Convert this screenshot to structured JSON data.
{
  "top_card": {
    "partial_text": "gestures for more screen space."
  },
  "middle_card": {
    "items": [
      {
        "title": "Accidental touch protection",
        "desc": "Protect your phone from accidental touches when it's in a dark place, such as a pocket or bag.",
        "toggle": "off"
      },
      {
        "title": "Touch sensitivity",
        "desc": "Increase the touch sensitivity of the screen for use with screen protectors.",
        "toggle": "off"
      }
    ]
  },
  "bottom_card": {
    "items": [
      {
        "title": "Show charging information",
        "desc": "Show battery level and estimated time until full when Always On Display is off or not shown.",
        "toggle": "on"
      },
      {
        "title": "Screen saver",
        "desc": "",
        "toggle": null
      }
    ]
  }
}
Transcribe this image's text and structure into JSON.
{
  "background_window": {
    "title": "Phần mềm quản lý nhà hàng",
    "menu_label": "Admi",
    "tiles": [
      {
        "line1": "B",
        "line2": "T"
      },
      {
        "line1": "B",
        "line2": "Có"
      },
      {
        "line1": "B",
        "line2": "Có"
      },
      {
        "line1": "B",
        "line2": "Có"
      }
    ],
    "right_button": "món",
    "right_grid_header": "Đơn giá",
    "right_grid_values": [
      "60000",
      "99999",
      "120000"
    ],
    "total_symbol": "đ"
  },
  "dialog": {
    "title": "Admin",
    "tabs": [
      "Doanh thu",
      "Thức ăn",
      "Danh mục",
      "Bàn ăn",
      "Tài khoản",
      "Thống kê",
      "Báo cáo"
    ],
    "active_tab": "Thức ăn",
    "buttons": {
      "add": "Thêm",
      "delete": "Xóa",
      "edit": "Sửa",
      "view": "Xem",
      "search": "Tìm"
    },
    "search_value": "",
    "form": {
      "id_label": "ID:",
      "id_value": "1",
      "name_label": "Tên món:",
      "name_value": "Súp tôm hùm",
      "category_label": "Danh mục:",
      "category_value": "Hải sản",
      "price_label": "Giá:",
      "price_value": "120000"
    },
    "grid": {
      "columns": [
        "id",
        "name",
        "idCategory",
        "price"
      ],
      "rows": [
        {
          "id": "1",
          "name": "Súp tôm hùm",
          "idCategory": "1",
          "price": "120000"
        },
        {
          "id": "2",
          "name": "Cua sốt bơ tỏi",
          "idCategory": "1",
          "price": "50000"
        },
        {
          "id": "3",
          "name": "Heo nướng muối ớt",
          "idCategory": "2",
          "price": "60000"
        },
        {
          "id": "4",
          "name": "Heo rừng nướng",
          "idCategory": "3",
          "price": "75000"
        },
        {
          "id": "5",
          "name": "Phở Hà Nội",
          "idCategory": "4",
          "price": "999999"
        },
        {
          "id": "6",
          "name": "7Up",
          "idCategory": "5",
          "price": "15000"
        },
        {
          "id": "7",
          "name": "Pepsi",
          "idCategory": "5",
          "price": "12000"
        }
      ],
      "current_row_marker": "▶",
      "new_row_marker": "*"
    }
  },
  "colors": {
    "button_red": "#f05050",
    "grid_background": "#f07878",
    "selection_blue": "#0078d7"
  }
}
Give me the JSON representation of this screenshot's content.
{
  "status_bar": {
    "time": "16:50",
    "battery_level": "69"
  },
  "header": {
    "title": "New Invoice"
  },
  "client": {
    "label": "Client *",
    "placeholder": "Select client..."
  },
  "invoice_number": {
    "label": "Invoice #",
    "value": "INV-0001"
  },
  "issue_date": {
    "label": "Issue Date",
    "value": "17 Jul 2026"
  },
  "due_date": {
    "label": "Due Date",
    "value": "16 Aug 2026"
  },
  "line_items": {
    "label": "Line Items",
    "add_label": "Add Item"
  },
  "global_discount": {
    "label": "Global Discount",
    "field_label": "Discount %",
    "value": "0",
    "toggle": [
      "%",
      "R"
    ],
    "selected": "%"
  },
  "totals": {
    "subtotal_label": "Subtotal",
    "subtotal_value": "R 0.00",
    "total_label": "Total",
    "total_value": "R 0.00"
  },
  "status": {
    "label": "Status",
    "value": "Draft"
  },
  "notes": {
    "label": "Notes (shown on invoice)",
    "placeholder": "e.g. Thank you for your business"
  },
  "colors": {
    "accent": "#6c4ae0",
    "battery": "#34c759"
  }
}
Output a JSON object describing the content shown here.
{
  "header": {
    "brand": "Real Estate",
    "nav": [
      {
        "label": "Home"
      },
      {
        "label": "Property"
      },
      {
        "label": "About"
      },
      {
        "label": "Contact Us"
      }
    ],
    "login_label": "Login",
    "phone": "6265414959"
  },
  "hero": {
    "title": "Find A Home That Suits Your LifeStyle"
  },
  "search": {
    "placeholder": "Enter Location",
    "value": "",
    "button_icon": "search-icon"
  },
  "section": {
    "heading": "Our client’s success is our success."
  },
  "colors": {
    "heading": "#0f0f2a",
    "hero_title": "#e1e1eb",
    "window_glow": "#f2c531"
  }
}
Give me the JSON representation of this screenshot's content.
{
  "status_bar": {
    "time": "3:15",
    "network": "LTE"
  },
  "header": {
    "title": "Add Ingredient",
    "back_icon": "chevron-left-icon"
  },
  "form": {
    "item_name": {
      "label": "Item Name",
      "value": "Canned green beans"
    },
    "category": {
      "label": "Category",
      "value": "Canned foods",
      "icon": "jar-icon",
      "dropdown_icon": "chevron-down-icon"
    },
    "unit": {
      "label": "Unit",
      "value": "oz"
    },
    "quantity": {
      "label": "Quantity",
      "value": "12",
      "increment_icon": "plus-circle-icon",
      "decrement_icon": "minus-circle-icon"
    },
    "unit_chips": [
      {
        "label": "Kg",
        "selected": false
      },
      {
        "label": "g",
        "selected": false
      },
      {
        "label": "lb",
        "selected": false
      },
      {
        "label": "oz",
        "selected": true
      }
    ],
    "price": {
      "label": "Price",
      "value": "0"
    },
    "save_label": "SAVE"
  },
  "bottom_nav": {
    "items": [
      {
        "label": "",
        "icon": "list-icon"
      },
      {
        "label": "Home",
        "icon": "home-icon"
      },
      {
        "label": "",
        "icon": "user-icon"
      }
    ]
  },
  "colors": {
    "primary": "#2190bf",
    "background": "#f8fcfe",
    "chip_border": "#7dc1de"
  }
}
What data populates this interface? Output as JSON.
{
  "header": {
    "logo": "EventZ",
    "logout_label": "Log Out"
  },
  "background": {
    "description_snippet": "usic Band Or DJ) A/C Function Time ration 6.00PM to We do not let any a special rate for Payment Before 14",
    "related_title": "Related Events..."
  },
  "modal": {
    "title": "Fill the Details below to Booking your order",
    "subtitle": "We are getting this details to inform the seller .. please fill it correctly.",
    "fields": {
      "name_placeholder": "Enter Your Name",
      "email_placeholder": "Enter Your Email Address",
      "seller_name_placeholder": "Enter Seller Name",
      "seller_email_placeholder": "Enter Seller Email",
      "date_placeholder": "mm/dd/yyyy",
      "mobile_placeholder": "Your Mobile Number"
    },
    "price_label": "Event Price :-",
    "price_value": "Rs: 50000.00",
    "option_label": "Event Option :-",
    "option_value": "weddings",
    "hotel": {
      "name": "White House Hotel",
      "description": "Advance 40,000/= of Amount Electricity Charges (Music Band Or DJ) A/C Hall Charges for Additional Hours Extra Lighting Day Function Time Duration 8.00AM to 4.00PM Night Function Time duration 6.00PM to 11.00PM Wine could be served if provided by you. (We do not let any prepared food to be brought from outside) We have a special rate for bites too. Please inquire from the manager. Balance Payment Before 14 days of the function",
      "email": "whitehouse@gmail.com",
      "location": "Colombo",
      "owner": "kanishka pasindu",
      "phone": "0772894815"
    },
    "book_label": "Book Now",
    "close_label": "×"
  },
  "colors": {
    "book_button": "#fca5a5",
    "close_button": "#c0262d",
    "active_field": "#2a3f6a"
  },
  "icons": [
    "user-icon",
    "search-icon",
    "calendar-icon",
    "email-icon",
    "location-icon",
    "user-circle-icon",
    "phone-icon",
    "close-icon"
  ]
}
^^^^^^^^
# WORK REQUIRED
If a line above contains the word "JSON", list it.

# FINAL ANSWER
Convert this screenshot to structured JSON data.
Transcribe this image's text and structure into JSON.
Give me the JSON representation of this screenshot's content.
Output a JSON object describing the content shown here.
Give me the JSON representation of this screenshot's content.
What data populates this interface? Output as JSON.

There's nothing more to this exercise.